__TASK OBJECTIVE__
Everything in the data should be repeated exactly, save for the images.

__SUPPLIED MATERIAL__

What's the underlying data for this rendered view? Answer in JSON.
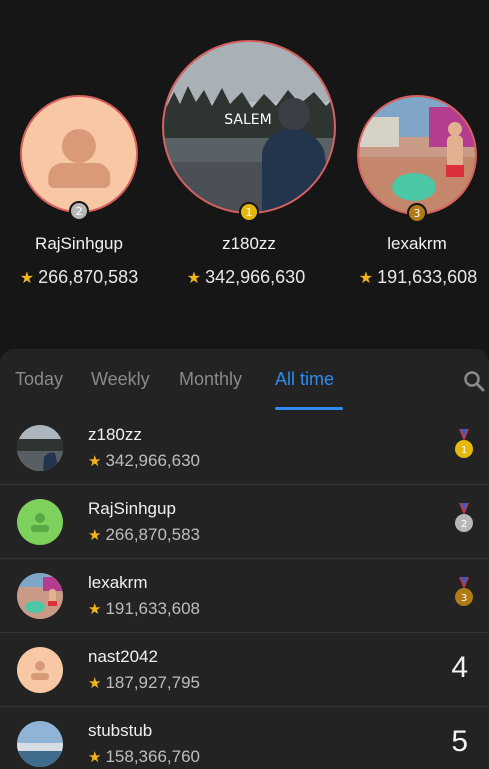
{
  "podium": [
    {
      "id": "pod1",
      "rank": "1",
      "name": "z180zz",
      "score": "342,966,630",
      "photo_text": "SALEM"
    },
    {
      "id": "pod2",
      "rank": "2",
      "name": "RajSinhgup",
      "score": "266,870,583"
    },
    {
      "id": "pod3",
      "rank": "3",
      "name": "lexakrm",
      "score": "191,633,608"
    }
  ],
  "tabs": [
    {
      "label": "Today",
      "active": false
    },
    {
      "label": "Weekly",
      "active": false
    },
    {
      "label": "Monthly",
      "active": false
    },
    {
      "label": "All time",
      "active": true
    }
  ],
  "rows": [
    {
      "name": "z180zz",
      "score": "342,966,630",
      "rank": "1",
      "badge": "gold-medal"
    },
    {
      "name": "RajSinhgup",
      "score": "266,870,583",
      "rank": "2",
      "badge": "silver-medal"
    },
    {
      "name": "lexakrm",
      "score": "191,633,608",
      "rank": "3",
      "badge": "bronze-medal"
    },
    {
      "name": "nast2042",
      "score": "187,927,795",
      "rank": "4"
    },
    {
      "name": "stubstub",
      "score": "158,366,760",
      "rank": "5"
    }
  ],
  "colors": {
    "accent": "#2d8cf0",
    "star": "#f2b51c",
    "gold": "#e5b80b",
    "silver": "#b8b8b8",
    "bronze": "#b07a17"
  }
}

__EXERCISE OUTPUT__
What's the underlying data for this rendered view? Answer in JSON.
{
  "podium": [
    {
      "id": "pod1",
      "rank": "1",
      "name": "z180zz",
      "score": "342,966,630",
      "photo_text": "SALEM"
    },
    {
      "id": "pod2",
      "rank": "2",
      "name": "RajSinhgup",
      "score": "266,870,583"
    },
    {
      "id": "pod3",
      "rank": "3",
      "name": "lexakrm",
      "score": "191,633,608"
    }
  ],
  "tabs": [
    {
      "label": "Today",
      "active": false
    },
    {
      "label": "Weekly",
      "active": false
    },
    {
      "label": "Monthly",
      "active": false
    },
    {
      "label": "All time",
      "active": true
    }
  ],
  "rows": [
    {
      "name": "z180zz",
      "score": "342,966,630",
      "rank": "1",
      "badge": "gold-medal"
    },
    {
      "name": "RajSinhgup",
      "score": "266,870,583",
      "rank": "2",
      "badge": "silver-medal"
    },
    {
      "name": "lexakrm",
      "score": "191,633,608",
      "rank": "3",
      "badge": "bronze-medal"
    },
    {
      "name": "nast2042",
      "score": "187,927,795",
      "rank": "4"
    },
    {
      "name": "stubstub",
      "score": "158,366,760",
      "rank": "5"
    }
  ],
  "colors": {
    "accent": "#2d8cf0",
    "star": "#f2b51c",
    "gold": "#e5b80b",
    "silver": "#b8b8b8",
    "bronze": "#b07a17"
  }
}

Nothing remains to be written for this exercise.